Grape Knee-Hi Lobelia features showy spikes of purple flowers rising above the foliage from early to mid summer. The flowers are excellent for cutting. Its pointy leaves remain green in colour throughout the season. The fruit is not ornamentally significant.
Grape Knee-Hi Lobelia is an herbaceous perennial with an upright spreading habit of growth. Its medium texture blends into the garden, but can always be balanced by a couple of finer or coarser plants for an effective composition.
This is a relatively low maintenance plant, and is best cleaned up in early spring before it resumes active growth for the season. It is a good choice for attracting butterflies and hummingbirds to your yard. It has no significant negative characteristics.
Grape Knee-Hi Lobelia is recommended for the following landscape applications;
General Garden Use
Planting & Growing
Grape Knee-Hi Lobelia will grow to be about 20 inches tall at maturity, with a spread of 18 inches. When grown in masses or used as a bedding plant, individual plants should be spaced approximately 15 inches apart. It grows at a fast rate, and under ideal conditions can be expected to live for approximately 5 years.
This plant should be grown in a location that is shaded from the hot afternoon sun. It is quite adaptable, prefering to grow in average to wet conditions, and will even tolerate some standing water. It is not particular as to soil pH, but grows best in rich soils. It is somewhat tolerant of urban pollution. This particular variety is an interspecific hybrid, and parts of it are known to be toxic to humans and animals, so care should be exercised in planting it around children and pets.

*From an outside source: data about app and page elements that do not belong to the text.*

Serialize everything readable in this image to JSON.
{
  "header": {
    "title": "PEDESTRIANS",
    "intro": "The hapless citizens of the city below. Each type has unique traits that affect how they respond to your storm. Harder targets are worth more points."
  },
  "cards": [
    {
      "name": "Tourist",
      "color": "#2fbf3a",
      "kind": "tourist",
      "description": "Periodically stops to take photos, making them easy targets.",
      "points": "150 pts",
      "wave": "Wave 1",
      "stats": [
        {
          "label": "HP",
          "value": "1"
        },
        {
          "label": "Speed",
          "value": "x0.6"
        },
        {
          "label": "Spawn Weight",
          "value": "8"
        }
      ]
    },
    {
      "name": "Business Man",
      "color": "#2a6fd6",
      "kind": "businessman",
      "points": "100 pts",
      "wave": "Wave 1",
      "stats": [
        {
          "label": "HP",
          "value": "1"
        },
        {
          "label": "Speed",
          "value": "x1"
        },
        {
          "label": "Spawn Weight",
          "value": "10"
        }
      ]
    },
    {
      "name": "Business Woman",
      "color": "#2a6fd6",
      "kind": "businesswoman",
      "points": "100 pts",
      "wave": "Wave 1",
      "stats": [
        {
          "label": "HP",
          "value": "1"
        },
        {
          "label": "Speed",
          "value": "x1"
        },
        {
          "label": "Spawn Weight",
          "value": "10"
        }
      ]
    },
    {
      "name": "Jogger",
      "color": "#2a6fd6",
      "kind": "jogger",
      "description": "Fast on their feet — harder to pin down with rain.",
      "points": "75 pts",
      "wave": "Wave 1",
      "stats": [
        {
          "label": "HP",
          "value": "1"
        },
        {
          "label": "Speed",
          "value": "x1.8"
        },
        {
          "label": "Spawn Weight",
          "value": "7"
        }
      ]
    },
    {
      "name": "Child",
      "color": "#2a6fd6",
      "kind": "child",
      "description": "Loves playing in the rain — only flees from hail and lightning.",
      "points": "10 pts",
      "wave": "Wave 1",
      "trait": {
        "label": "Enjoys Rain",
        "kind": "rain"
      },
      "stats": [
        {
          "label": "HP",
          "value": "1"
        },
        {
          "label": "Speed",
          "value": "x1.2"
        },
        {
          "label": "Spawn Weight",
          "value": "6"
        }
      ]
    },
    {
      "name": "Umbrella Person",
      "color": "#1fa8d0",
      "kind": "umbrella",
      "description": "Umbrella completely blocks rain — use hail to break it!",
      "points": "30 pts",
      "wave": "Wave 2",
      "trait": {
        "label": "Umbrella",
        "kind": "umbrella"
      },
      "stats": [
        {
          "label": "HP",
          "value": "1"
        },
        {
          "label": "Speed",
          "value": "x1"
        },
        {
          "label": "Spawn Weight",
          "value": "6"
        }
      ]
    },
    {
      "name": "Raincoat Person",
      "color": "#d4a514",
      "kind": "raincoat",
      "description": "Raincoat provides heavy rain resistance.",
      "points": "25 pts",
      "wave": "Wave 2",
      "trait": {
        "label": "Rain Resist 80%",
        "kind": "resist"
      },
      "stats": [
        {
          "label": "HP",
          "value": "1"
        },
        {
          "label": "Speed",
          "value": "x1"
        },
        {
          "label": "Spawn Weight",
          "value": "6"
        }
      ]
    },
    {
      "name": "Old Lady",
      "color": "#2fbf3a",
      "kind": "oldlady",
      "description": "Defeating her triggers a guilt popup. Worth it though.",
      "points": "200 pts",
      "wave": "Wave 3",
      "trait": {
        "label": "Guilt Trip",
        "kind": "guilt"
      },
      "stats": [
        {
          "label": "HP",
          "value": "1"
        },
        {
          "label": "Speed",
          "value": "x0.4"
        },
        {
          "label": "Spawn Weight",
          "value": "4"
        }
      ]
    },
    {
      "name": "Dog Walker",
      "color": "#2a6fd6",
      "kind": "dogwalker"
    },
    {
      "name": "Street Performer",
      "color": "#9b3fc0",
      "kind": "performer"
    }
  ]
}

It can be propagated by division; however, as a cultivated variety, be aware that it may be subject to certain restrictions or prohibitions on propagation.